The Land Registry has just released their latest set of figures for the Hampstead Property market. It makes interesting reading, as average property values in Hampstead have stagnated since June of last year. This leaves average property values just 0.3 % higher than 12 months ago, meaning the annual rate of growth in the area fell to its lowest level since January 2012. When we compare Hampstead against the regional picture, London property values fell by 1.2 % between April and June, from 5% the previous quarter.
Obviously this is a far cry from the price rises we were experiencing in Hampstead throughout 2014. At one point (August 2014 to be exact) property values were rising by 22.7% a year. All the same, even with the tempering of the Hampstead property values in 2015, property values are only marginally higher than a year ago, though once we account inflation of 2.9%, values have fallen in real terms. This is not good news for local homeowners who had been affected by the downturn after 2008, though they can take solace in the fact that prices today are 57% higher.
However, the thing that concerns me is that the average number of properties changing hands (i.e. selling) has dropped substantially over the last couple of years in the area.

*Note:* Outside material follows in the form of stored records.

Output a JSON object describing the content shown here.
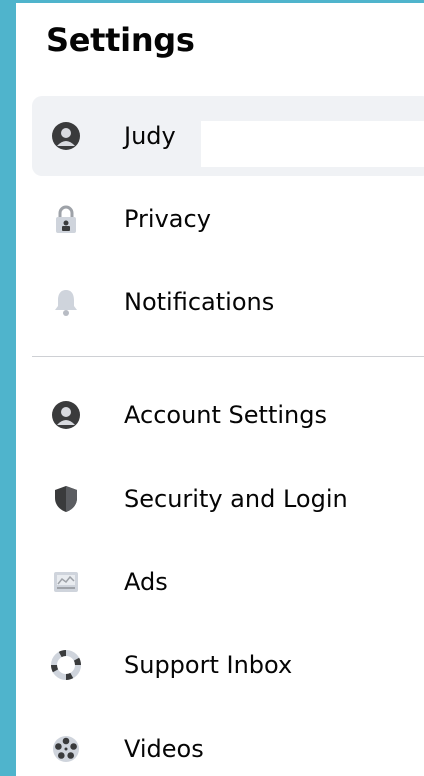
{
  "header": {
    "title": "Settings"
  },
  "menu_top": [
    {
      "label": "Judy",
      "icon": "profile-icon",
      "active": true
    },
    {
      "label": "Privacy",
      "icon": "lock-icon"
    },
    {
      "label": "Notifications",
      "icon": "bell-icon"
    }
  ],
  "menu_bottom": [
    {
      "label": "Account Settings",
      "icon": "account-icon"
    },
    {
      "label": "Security and Login",
      "icon": "shield-icon"
    },
    {
      "label": "Ads",
      "icon": "ads-icon"
    },
    {
      "label": "Support Inbox",
      "icon": "lifebuoy-icon"
    },
    {
      "label": "Videos",
      "icon": "film-reel-icon"
    }
  ],
  "colors": {
    "frame": "#4fb4cc",
    "icon_dark": "#3a3b3c",
    "icon_light": "#cfd4dc",
    "active_bg": "#f0f2f5"
  }
}
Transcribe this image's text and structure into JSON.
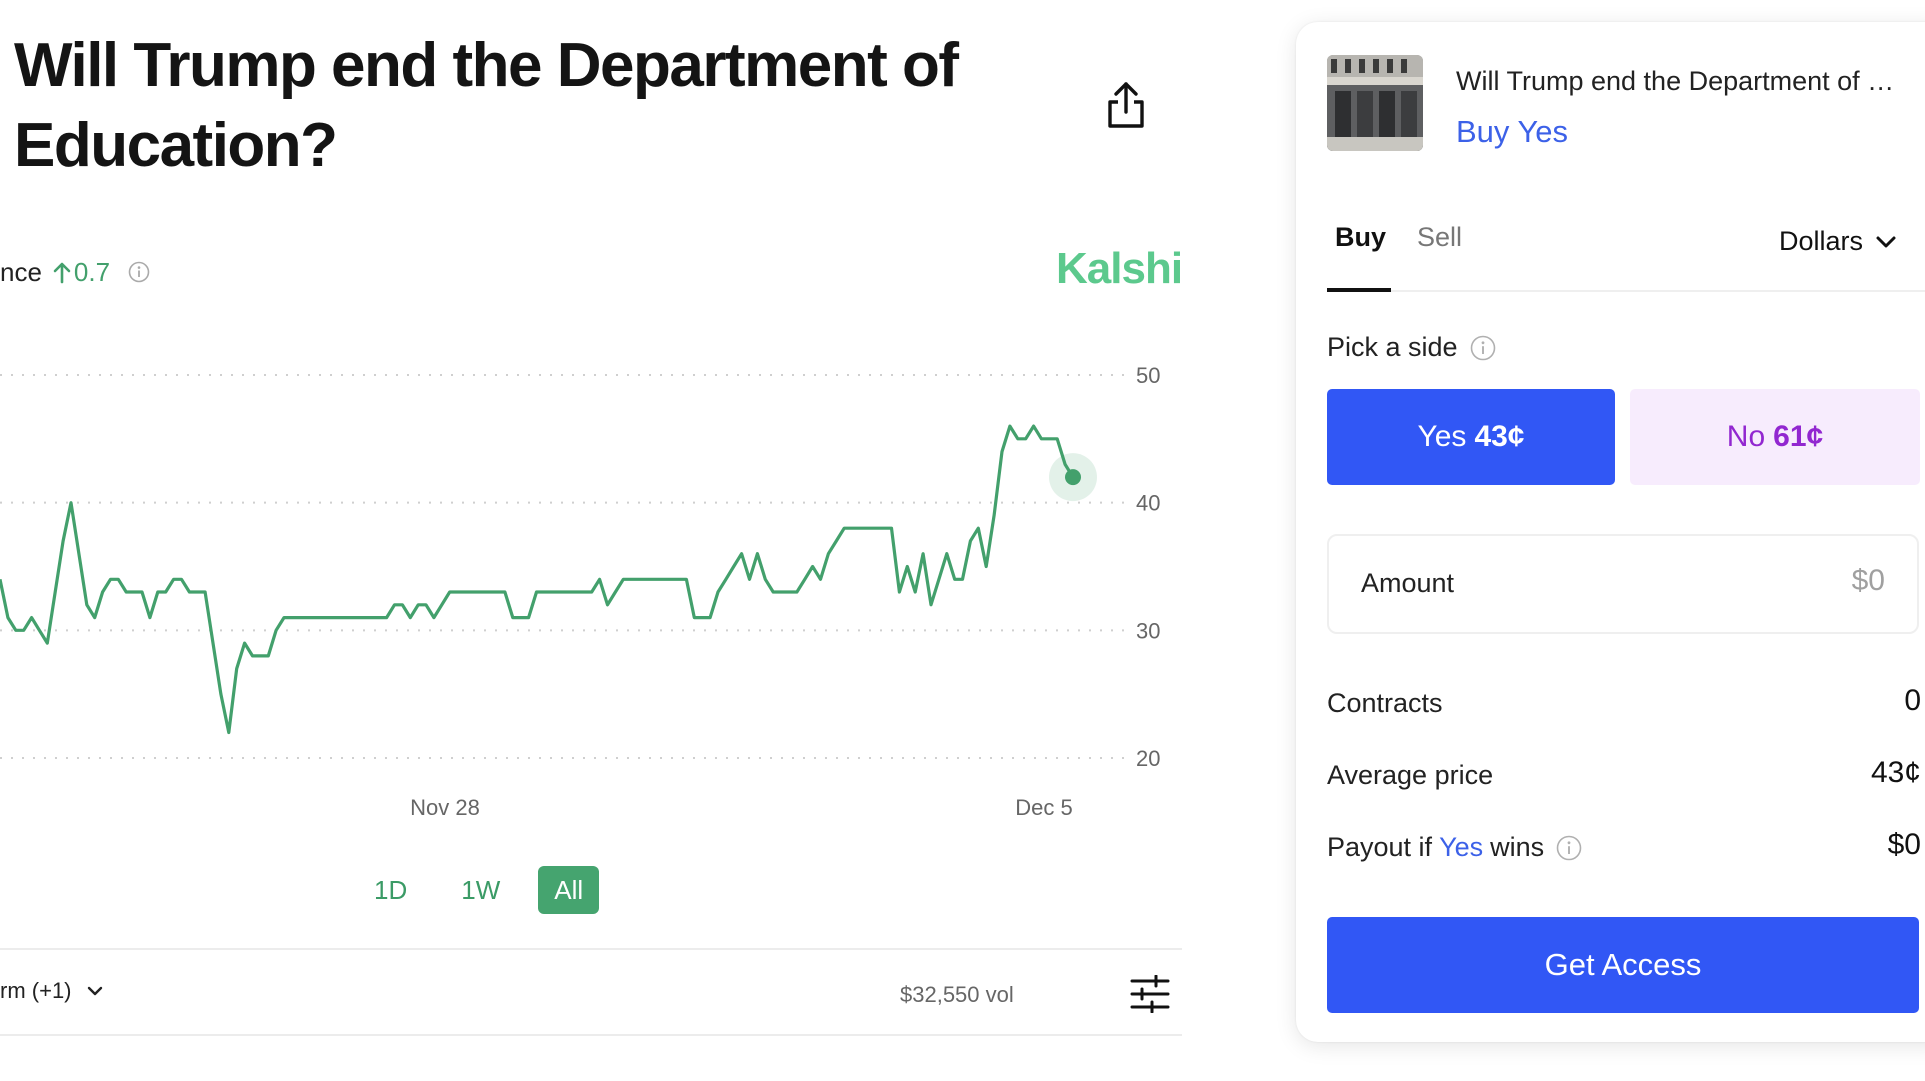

For example in April 2014 (see above), 90 properties sold in Hampstead but in April 2015, that figure dropped to 41. The most significant event that had bucked the trend in 2016 was the announced Stamp Duty hikes on both primary residences and second homes which saw a substantial increase in supply in the first quarter to 115 properties sold from January to April. In practice, chains need a buyer at the bottom to allow everyone to move, this was heightened by investors keen to avoid the 3% stamp duty hike that was due to take effect from April 1st. Interestingly, a Bank of England Survey of lenders revealed that the majority of those who sold where first time sellers looking to trade up, as opposed to the common assumption that there was a flurry of landlords selling to other buy to let investors. The surge in demand from investors who were in competition with first time buyers was used to help them get their foot on the next rung of the housing ladder.
I have been in the Hampstead property market for quite a while now and the one thing I have noticed over the last few years is the seasonality of the local market. Since the changes in Stamp Duty, I was curious about the number and type of homes selling and how the trends have changed. Below are the results from April 2016 to April 2017. (Source: Home.co.uk – House Prices Report for Hampstead 2016-17)
There is simply not as much choice of properties to buy in Hampstead and with its population set to increase by 10% over the next decade this will generally strengthen house price growth for the long term.